ONWARD — The next step in bringing the Mississippi “Teddy Bear” story to life was taken Wednesday morning as state and federal officials broke ground on an interpretive center here.
The revered Mississippi story – in 1902, President Theodore Roosevelt refused to shoot and kill a black bear captured by local hunter Holt Collier, inspiring the creation and wide reach of the “Teddy Bear” toy – will be showcased at the center, which is expected to open in December 2018.
U.S. Senator Thad Cochran, who secured $5.6 million in federal funding for the project, Gov. Phil Bryant, Transportation Commissioner Dick Hall, and several federal and state wildlife officials gathered at the future site of the center Wednesday morning for a ceremony.
Roosevelt’s great-great grandson Simon Roosevelt and Collier’s great-niece Ann Marie Parker also participated in the ceremony.
“This visitor center will remind all of those who will come in the future, young and old, the importance of the hunt itself, but also ethical hunting and public/private partnership, which has created the wonderful land conservation you have today in the Mississippi Delta,” Roosevelt said.
In 2004, legislation sponsored by Cochran and U.S. Rep. Bennie Thompson established the Holt Collier National Wildlife Refuge and the Theodore Roosevelt National Wildlife Refuge. The cost of the center, which is the brainchild of Greenville businessman Clarke Reed, is covered by the $5.6 million in federal funding, which was secured through the passing of two different Senate bills sponsored by Cochran.
Individual donors raised an additional $400,000 for the project. The Mississippi Department of Transportation is building a turning lane and ramp off U.S. Highway 61, though it is unclear how much that project will cost the state.
Bryant said the center will serve as “a gateway to the Delta,” attracting additional visitors to the region.

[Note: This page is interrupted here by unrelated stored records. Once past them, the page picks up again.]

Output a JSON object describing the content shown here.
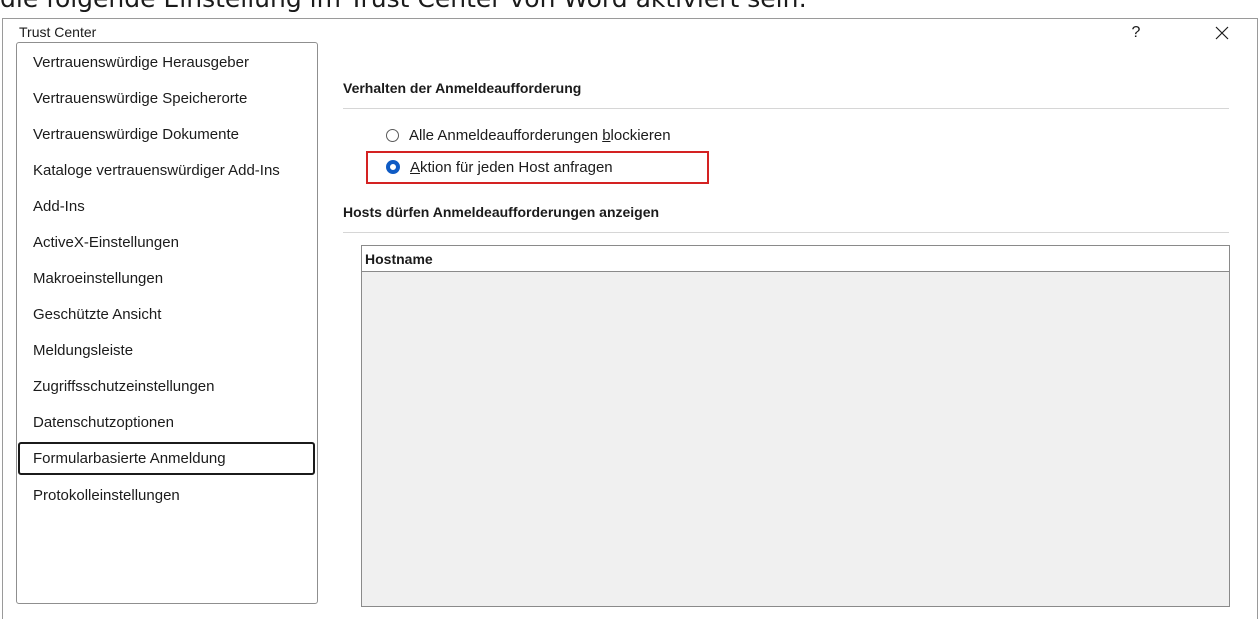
{
  "caption": "die folgende Einstellung im Trust Center von Word aktiviert sein:",
  "window": {
    "title": "Trust Center",
    "help_label": "?",
    "close_icon": "close-icon"
  },
  "sidebar": {
    "items": [
      {
        "label": "Vertrauenswürdige Herausgeber"
      },
      {
        "label": "Vertrauenswürdige Speicherorte"
      },
      {
        "label": "Vertrauenswürdige Dokumente"
      },
      {
        "label": "Kataloge vertrauenswürdiger Add-Ins"
      },
      {
        "label": "Add-Ins"
      },
      {
        "label": "ActiveX-Einstellungen"
      },
      {
        "label": "Makroeinstellungen"
      },
      {
        "label": "Geschützte Ansicht"
      },
      {
        "label": "Meldungsleiste"
      },
      {
        "label": "Zugriffsschutzeinstellungen"
      },
      {
        "label": "Datenschutzoptionen"
      },
      {
        "label": "Formularbasierte Anmeldung",
        "selected": true
      },
      {
        "label": "Protokolleinstellungen"
      }
    ]
  },
  "main": {
    "prompt_section": {
      "heading": "Verhalten der Anmeldeaufforderung",
      "options": [
        {
          "label_pre": "Alle Anmeldeaufforderungen ",
          "label_accel": "b",
          "label_post": "lockieren",
          "checked": false
        },
        {
          "label_pre": "",
          "label_accel": "A",
          "label_post": "ktion für jeden Host anfragen",
          "checked": true
        }
      ]
    },
    "hosts_section": {
      "heading": "Hosts dürfen Anmeldeaufforderungen anzeigen",
      "column_header": "Hostname",
      "rows": []
    }
  },
  "colors": {
    "accent": "#0f5bc4",
    "highlight_box": "#d42222",
    "list_background": "#f0f0f0"
  }
}
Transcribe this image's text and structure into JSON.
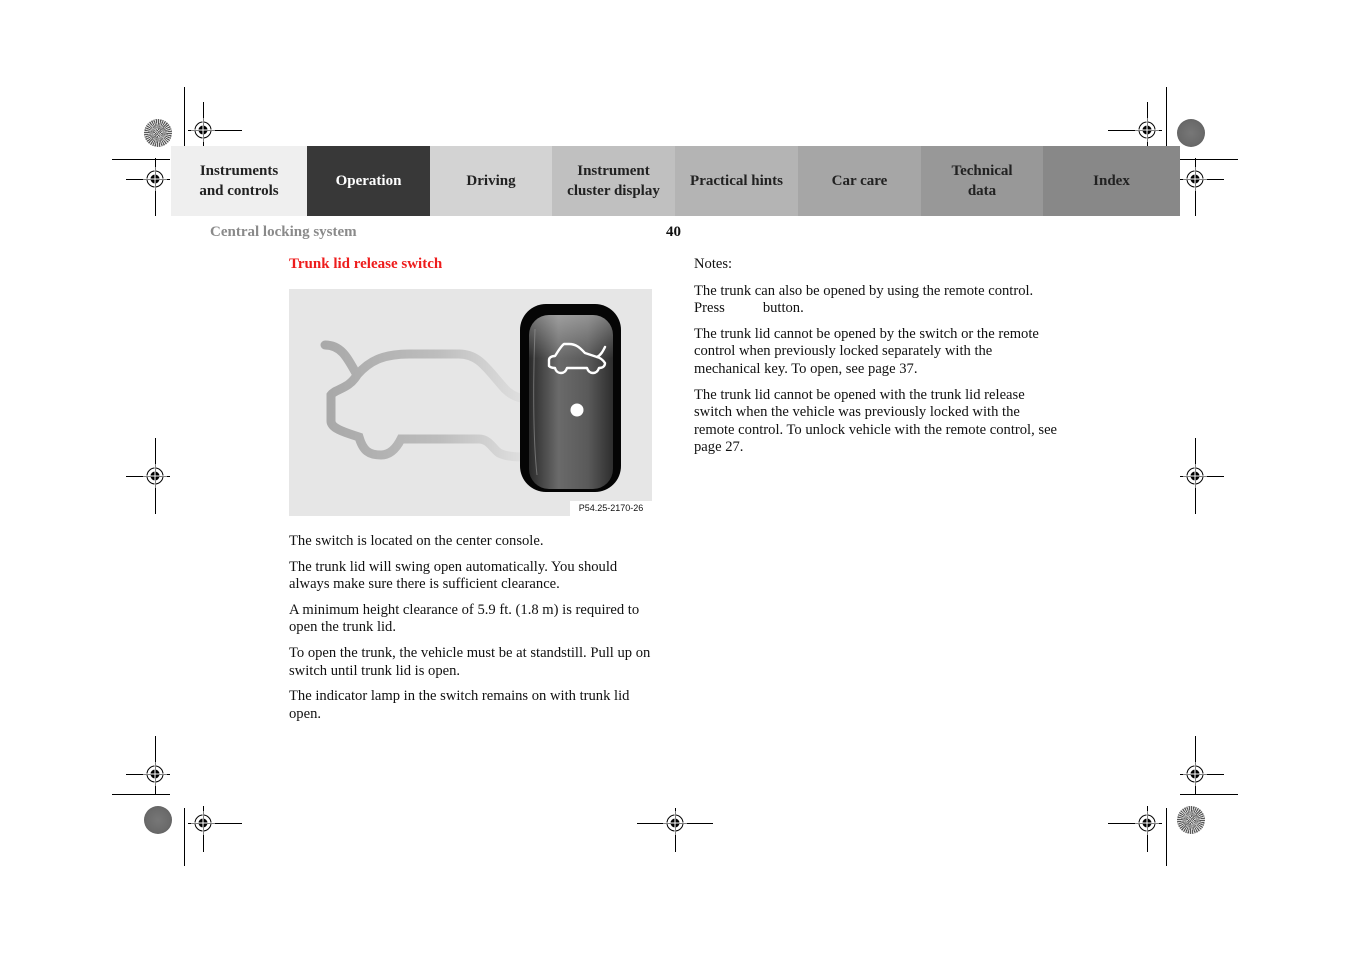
{
  "nav": {
    "tabs": [
      {
        "line1": "Instruments",
        "line2": "and controls",
        "bg": "#efefef",
        "fg": "#222222"
      },
      {
        "line1": "Operation",
        "line2": "",
        "bg": "#383838",
        "fg": "#ffffff",
        "active": true
      },
      {
        "line1": "Driving",
        "line2": "",
        "bg": "#d3d3d3",
        "fg": "#222222"
      },
      {
        "line1": "Instrument",
        "line2": "cluster display",
        "bg": "#c0c0c0",
        "fg": "#222222"
      },
      {
        "line1": "Practical hints",
        "line2": "",
        "bg": "#b4b4b4",
        "fg": "#222222"
      },
      {
        "line1": "Car care",
        "line2": "",
        "bg": "#a6a6a6",
        "fg": "#222222"
      },
      {
        "line1": "Technical",
        "line2": "data",
        "bg": "#989898",
        "fg": "#222222"
      },
      {
        "line1": "Index",
        "line2": "",
        "bg": "#888888",
        "fg": "#222222"
      }
    ]
  },
  "header": {
    "section": "Central locking system",
    "page_number": "40"
  },
  "content": {
    "title": "Trunk lid release switch",
    "figure": {
      "label": "P54.25-2170-26",
      "icons": [
        "car-outline-icon",
        "trunk-release-switch",
        "trunk-open-icon",
        "indicator-lamp"
      ]
    },
    "left_paragraphs": [
      "The switch is located on the center console.",
      "The trunk lid will swing open automatically. You should always make sure there is sufficient clearance.",
      "A minimum height clearance of 5.9 ft. (1.8 m) is required to open the trunk lid.",
      "To open the trunk, the vehicle must be at standstill. Pull up on switch until trunk lid is open.",
      "The indicator lamp in the switch remains on with trunk lid open."
    ],
    "notes": {
      "label": "Notes:",
      "p1_before": "The trunk can also be opened by using the remote control. Press",
      "p1_after": "button.",
      "p2": "The trunk lid cannot be opened by the switch or the remote control when previously locked separately with the mechanical key. To open, see page 37.",
      "p3": "The trunk lid cannot be opened with the trunk lid release switch when the vehicle was previously locked with the remote control. To unlock vehicle with the remote control, see page 27."
    }
  },
  "colors": {
    "title_red": "#ee1c1c",
    "section_gray": "#8a8a8a",
    "figure_bg": "#e6e6e6"
  }
}
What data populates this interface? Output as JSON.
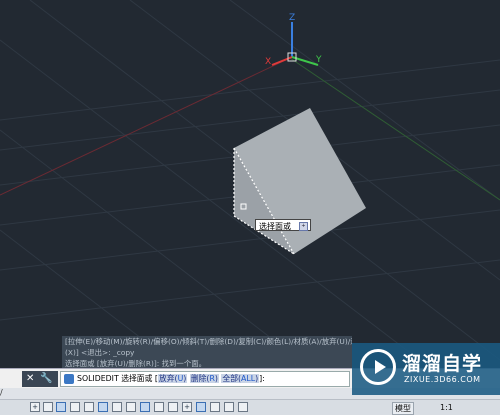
{
  "viewport": {
    "bg_color": "#222932",
    "ucs": {
      "z_label": "Z",
      "y_label": "Y",
      "x_label": "X"
    },
    "tooltip": {
      "text": "选择面或",
      "icon": "plus-icon"
    }
  },
  "command_history": [
    "[拉伸(E)/移动(M)/旋转(R)/偏移(O)/倾斜(T)/删除(D)/复制(C)/颜色(L)/材质(A)/放弃(U)/退出",
    "(X)] <退出>: _copy",
    "选择面或 [放弃(U)/删除(R)]: 找到一个面。"
  ],
  "command_line": {
    "prefix": "SOLIDEDIT 选择面或 [",
    "opt1_label": "放弃(",
    "opt1_key": "U",
    "opt1_end": ")",
    "opt2_label": "删除(",
    "opt2_key": "R",
    "opt2_end": ")",
    "opt3_label": "全部(",
    "opt3_key": "ALL",
    "opt3_end": ")",
    "suffix": "]:"
  },
  "cmd_controls": {
    "close": "✕",
    "settings": "🔧"
  },
  "tab_indicator": "/",
  "status_bar": {
    "model_label": "模型",
    "scale_label": "1:1"
  },
  "watermark": {
    "brand_cn": "溜溜自学",
    "url": "ZIXUE.3D66.COM"
  }
}
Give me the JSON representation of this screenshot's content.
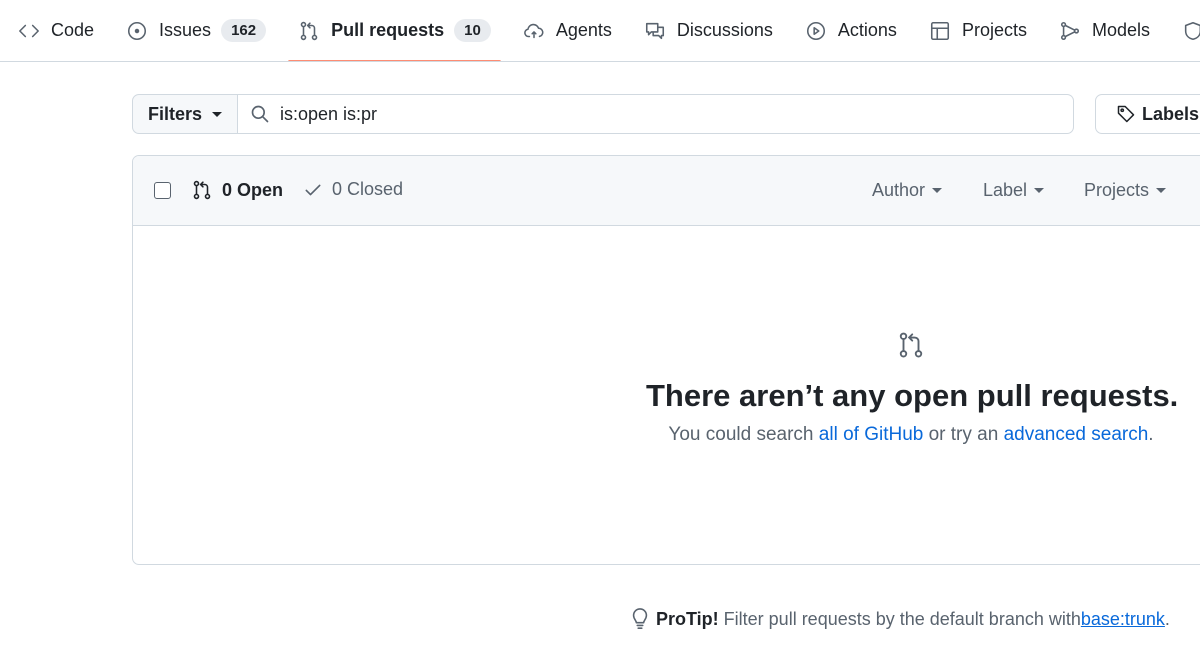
{
  "nav": {
    "tabs": [
      {
        "label": "Code",
        "icon": "code-icon"
      },
      {
        "label": "Issues",
        "count": "162",
        "icon": "issue-opened-icon"
      },
      {
        "label": "Pull requests",
        "count": "10",
        "icon": "git-pull-request-icon",
        "active": true
      },
      {
        "label": "Agents",
        "icon": "agent-cloud-icon"
      },
      {
        "label": "Discussions",
        "icon": "comment-discussion-icon"
      },
      {
        "label": "Actions",
        "icon": "play-icon"
      },
      {
        "label": "Projects",
        "icon": "table-icon"
      },
      {
        "label": "Models",
        "icon": "models-icon"
      }
    ]
  },
  "filter_bar": {
    "filters_label": "Filters",
    "search_value": "is:open is:pr",
    "labels_label": "Labels"
  },
  "list": {
    "open_label": "0 Open",
    "closed_label": "0 Closed",
    "author_label": "Author",
    "label_label": "Label",
    "projects_label": "Projects"
  },
  "empty": {
    "icon": "git-pull-request-icon",
    "title": "There aren’t any open pull requests.",
    "sub_pre": "You could search ",
    "sub_link1": "all of GitHub",
    "sub_mid": " or try an ",
    "sub_link2": "advanced search",
    "sub_post": "."
  },
  "protip": {
    "icon": "light-bulb-icon",
    "bold": "ProTip!",
    "text": "Filter pull requests by the default branch with ",
    "link": "base:trunk",
    "end": "."
  },
  "colors": {
    "accent_underline": "#fd8c73",
    "link": "#0969da",
    "border": "#d1d9e0",
    "header_bg": "#f6f8fa"
  }
}
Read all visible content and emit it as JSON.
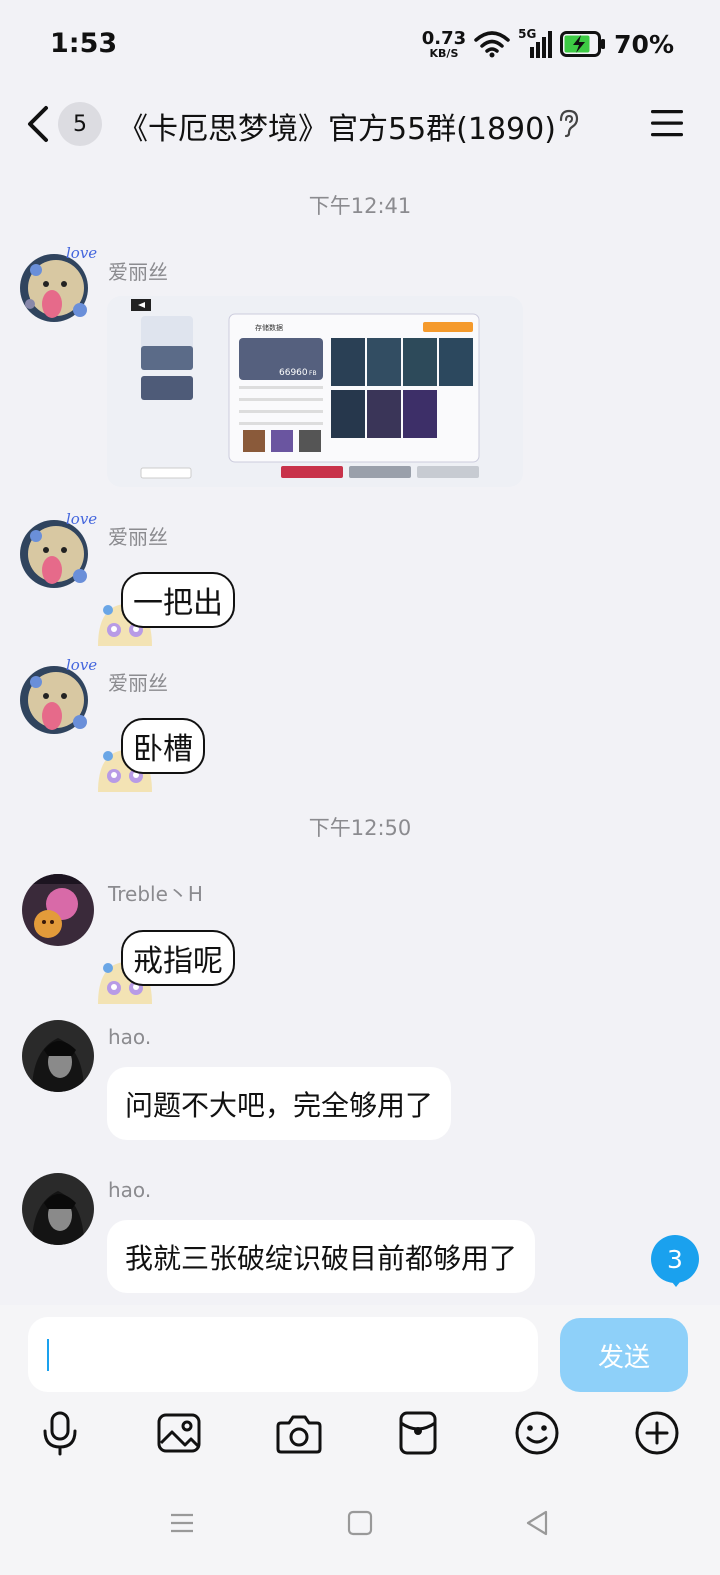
{
  "status_bar": {
    "time": "1:53",
    "net_speed_value": "0.73",
    "net_speed_unit": "KB/S",
    "network": "5G",
    "battery": "70%"
  },
  "header": {
    "unread_count": "5",
    "title": "《卡厄思梦境》官方55群(1890)"
  },
  "messages": [
    {
      "type": "timestamp",
      "text": "下午12:41"
    },
    {
      "type": "image",
      "sender": "爱丽丝",
      "image_text": {
        "title": "存储数据",
        "value": "66960",
        "unit": "FB"
      }
    },
    {
      "type": "sticker",
      "sender": "爱丽丝",
      "text": "一把出"
    },
    {
      "type": "sticker",
      "sender": "爱丽丝",
      "text": "卧槽"
    },
    {
      "type": "timestamp",
      "text": "下午12:50"
    },
    {
      "type": "sticker",
      "sender": "Treble丶H",
      "text": "戒指呢"
    },
    {
      "type": "text",
      "sender": "hao.",
      "text": "问题不大吧，完全够用了"
    },
    {
      "type": "text",
      "sender": "hao.",
      "text": "我就三张破绽识破目前都够用了"
    }
  ],
  "new_message_badge": "3",
  "composer": {
    "value": "",
    "send_label": "发送"
  },
  "toolbar": {
    "icons": [
      "microphone-icon",
      "image-icon",
      "camera-icon",
      "red-packet-icon",
      "emoji-icon",
      "plus-icon"
    ]
  },
  "colors": {
    "accent": "#1aa1ee",
    "send_disabled": "#8ed0f9",
    "background": "#f2f2f6"
  }
}
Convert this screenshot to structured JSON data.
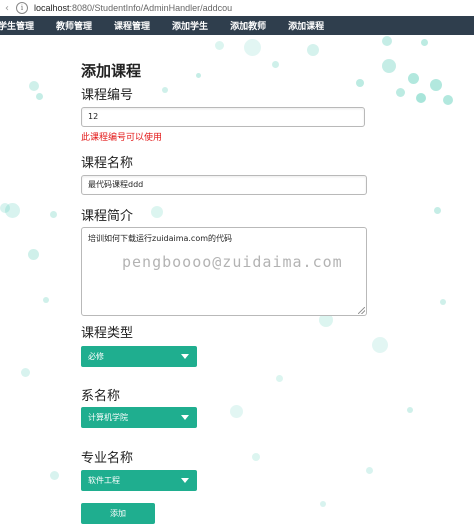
{
  "address_bar": {
    "host": "localhost",
    "path": ":8080/StudentInfo/AdminHandler/addcou"
  },
  "nav": {
    "items": [
      "学生管理",
      "教师管理",
      "课程管理",
      "添加学生",
      "添加教师",
      "添加课程"
    ]
  },
  "form": {
    "title": "添加课程",
    "course_id": {
      "label": "课程编号",
      "value": "12",
      "note": "此课程编号可以使用"
    },
    "course_name": {
      "label": "课程名称",
      "value": "最代码课程ddd"
    },
    "course_intro": {
      "label": "课程简介",
      "value": "培训如何下载运行zuidaima.com的代码"
    },
    "course_type": {
      "label": "课程类型",
      "value": "必修"
    },
    "department": {
      "label": "系名称",
      "value": "计算机学院"
    },
    "major": {
      "label": "专业名称",
      "value": "软件工程"
    },
    "submit_label": "添加"
  },
  "watermark": "pengboooo@zuidaima.com",
  "colors": {
    "navbar": "#2f3e4d",
    "accent": "#1fae8f",
    "bubble": "#3ec5ad",
    "note": "#e31818"
  }
}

“The tourism, economic development and conservation part of all this all works together, and of course there will continue to be hunting in the Mississippi Delta, which is a large part, I think, of the tourism that we now see coming into the Delta,” Bryant said.